With its appealing score and plentiful earworms, La rondine is Puccini's most popular little-known opera. As George Hall notes in an excellent programme article it has, extraordinarily, never been staged by ENO, WNO or Scottish Opera. On the other hand OHP, eternal champions of this repertoire, are now onto their third account – and this one is glorious. A visual and musical feast, it warms the spirit like spritzer on a sunny day.

A weak storyline is La rondine's downfall, because not only are the opera's tensions feebly manufactured, all the main characters end up back where they started. If drama deals in journeys, theirs get stuck on a ring road. Magda, a society hostess given to dalliance, falls for innocent young Ruggero, assumes a fake identity and sets up house with him. When push comes to shove, she lets him go because she reckons her flighty background will bring shame on his family. And that's it.

In compensation, the score has all the colour and appeal of an operetta without actually being one. "Chi il bel sogno" is up there with Puccini's greatest arias even though it's done and dusted in the first quarter-hour, the second-act waltz is an uplifting showstopper, and the rush of late love duets all hit the spot.

Director Martin Lloyd-Evans has updated Puccini's Belle Époque opera most attractively, if to little purpose, with a trio of great sets by takis that switcheroo with panache. The transformation from Act 1 to Act 2 is a blinder. But there are stutters along the way, such as the crashed first entrance of Ruggero (the bell-like tenor of Matteo Lippi is one of the production's great assets) and the incongruity of a scruff like this Prunier (Stephen Aviss) correcting the dress sense of Tereza Gevorgyan's infectiously well characterised maid, Lisette.

The ever-splendid City of London Sinfonia, whose annual residence is one of the company's outstanding boasts, played the score for all its worth under Matthew Kofi Waldren's elegantly energised baton. Yes, they smothered the expository exchanges that follow the OHP Chorus's rousing rendition of the great waltz (here set in a portside dive rather than the opera's Maxim's-like boîte de nuit) but there was little else to fault.

To ice the cake in shades of yellow and scarlet, Elizabeth Llewellyn sang Magda with a voice of pure operatic joy. Her soprano timbre, rich, powerful and faintly smoky, was irresistibly seductive and multi-layered, and somehow she found heartbreak in the score's simplicities.

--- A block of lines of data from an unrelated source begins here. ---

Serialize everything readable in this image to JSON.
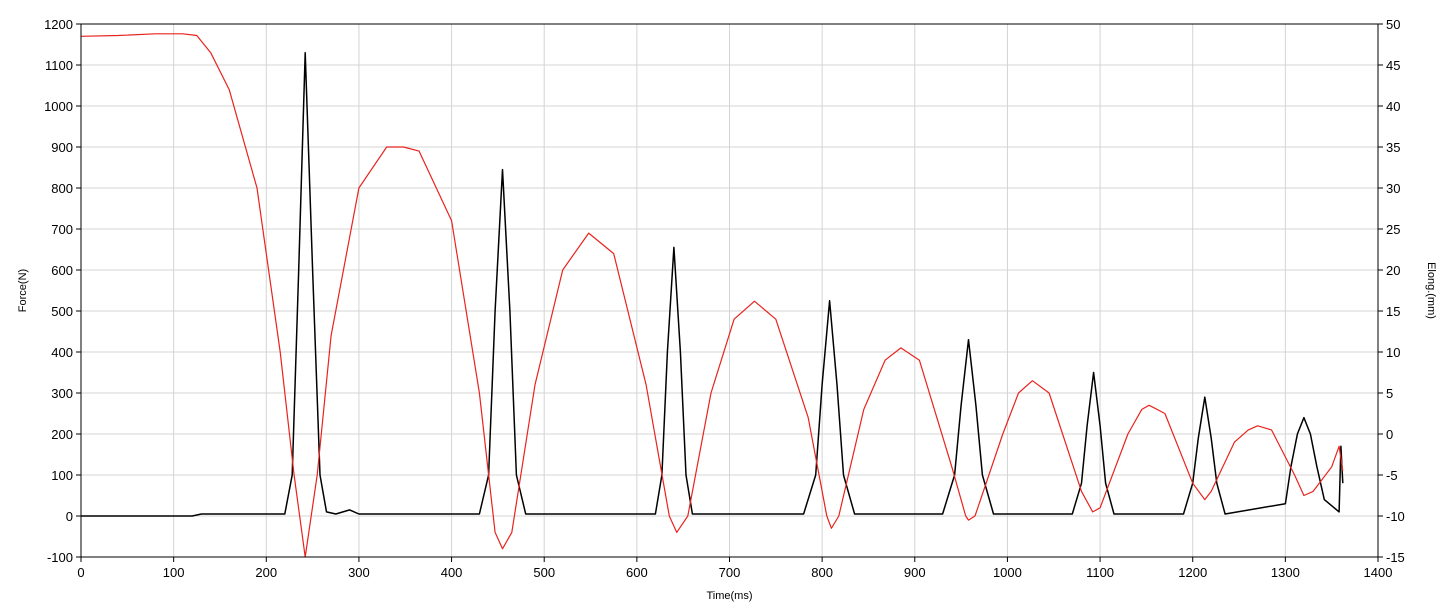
{
  "chart_data": {
    "type": "line",
    "title": "",
    "xlabel": "Time(ms)",
    "ylabel": "Force(N)",
    "y2label": "Elong.(mm)",
    "xlim": [
      0,
      1400
    ],
    "ylim": [
      -100,
      1200
    ],
    "y2lim": [
      -15,
      50
    ],
    "x_ticks": [
      0,
      100,
      200,
      300,
      400,
      500,
      600,
      700,
      800,
      900,
      1000,
      1100,
      1200,
      1300,
      1400
    ],
    "y_ticks": [
      -100,
      0,
      100,
      200,
      300,
      400,
      500,
      600,
      700,
      800,
      900,
      1000,
      1100,
      1200
    ],
    "y2_ticks": [
      -15,
      -10,
      -5,
      0,
      5,
      10,
      15,
      20,
      25,
      30,
      35,
      40,
      45,
      50
    ],
    "grid": true,
    "legend": "none",
    "series": [
      {
        "axis": "left",
        "color": "#000000",
        "x": [
          0,
          120,
          130,
          220,
          228,
          235,
          242,
          250,
          258,
          265,
          275,
          290,
          300,
          430,
          440,
          447,
          455,
          463,
          470,
          480,
          620,
          627,
          633,
          640,
          647,
          653,
          660,
          780,
          793,
          800,
          808,
          816,
          823,
          835,
          930,
          943,
          950,
          958,
          966,
          973,
          985,
          1070,
          1080,
          1086,
          1093,
          1100,
          1106,
          1115,
          1190,
          1200,
          1206,
          1213,
          1220,
          1226,
          1235,
          1300,
          1306,
          1313,
          1320,
          1327,
          1334,
          1342,
          1358,
          1360,
          1362
        ],
        "y": [
          0,
          0,
          5,
          5,
          100,
          600,
          1130,
          600,
          100,
          10,
          5,
          15,
          5,
          5,
          100,
          500,
          845,
          500,
          100,
          5,
          5,
          100,
          400,
          655,
          400,
          100,
          5,
          5,
          100,
          320,
          525,
          320,
          100,
          5,
          5,
          100,
          270,
          430,
          270,
          100,
          5,
          5,
          80,
          220,
          350,
          220,
          80,
          5,
          5,
          80,
          190,
          290,
          190,
          80,
          5,
          30,
          120,
          200,
          240,
          200,
          120,
          40,
          10,
          170,
          80
        ]
      },
      {
        "axis": "right",
        "color": "#e8231e",
        "x": [
          0,
          40,
          80,
          110,
          125,
          140,
          160,
          190,
          215,
          230,
          242,
          255,
          270,
          300,
          330,
          348,
          365,
          400,
          430,
          447,
          455,
          465,
          490,
          520,
          548,
          575,
          610,
          635,
          643,
          655,
          680,
          705,
          727,
          750,
          785,
          805,
          810,
          818,
          845,
          868,
          885,
          905,
          940,
          955,
          958,
          965,
          995,
          1012,
          1027,
          1045,
          1080,
          1092,
          1100,
          1130,
          1145,
          1153,
          1170,
          1200,
          1213,
          1220,
          1245,
          1260,
          1270,
          1285,
          1310,
          1320,
          1330,
          1350,
          1358,
          1362
        ],
        "y": [
          48.5,
          48.6,
          48.8,
          48.8,
          48.6,
          46.5,
          42,
          30,
          10,
          -5,
          -15,
          -5,
          12,
          30,
          35,
          35,
          34.5,
          26,
          5,
          -12,
          -14,
          -12,
          6,
          20,
          24.5,
          22,
          6,
          -10,
          -12,
          -10,
          5,
          14,
          16.2,
          14,
          2,
          -10,
          -11.5,
          -10,
          3,
          9,
          10.5,
          9,
          -4,
          -10,
          -10.5,
          -10,
          0,
          5,
          6.5,
          5,
          -7,
          -9.5,
          -9,
          0,
          3,
          3.5,
          2.5,
          -6,
          -8,
          -7,
          -1,
          0.5,
          1,
          0.5,
          -5,
          -7.5,
          -7,
          -4,
          -1.5,
          -4.5
        ]
      }
    ]
  }
}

Llewellyn is an exceptional artist who oozes star quality and ought to be top of the 'grab' list for any half-decent UK casting director, but for some reason isn't. Don't miss this too-rare opportunity to hear her: she's a great singer at the peak of her craft.

La rondine continues in repertory at Opera Holland Park until 23 June.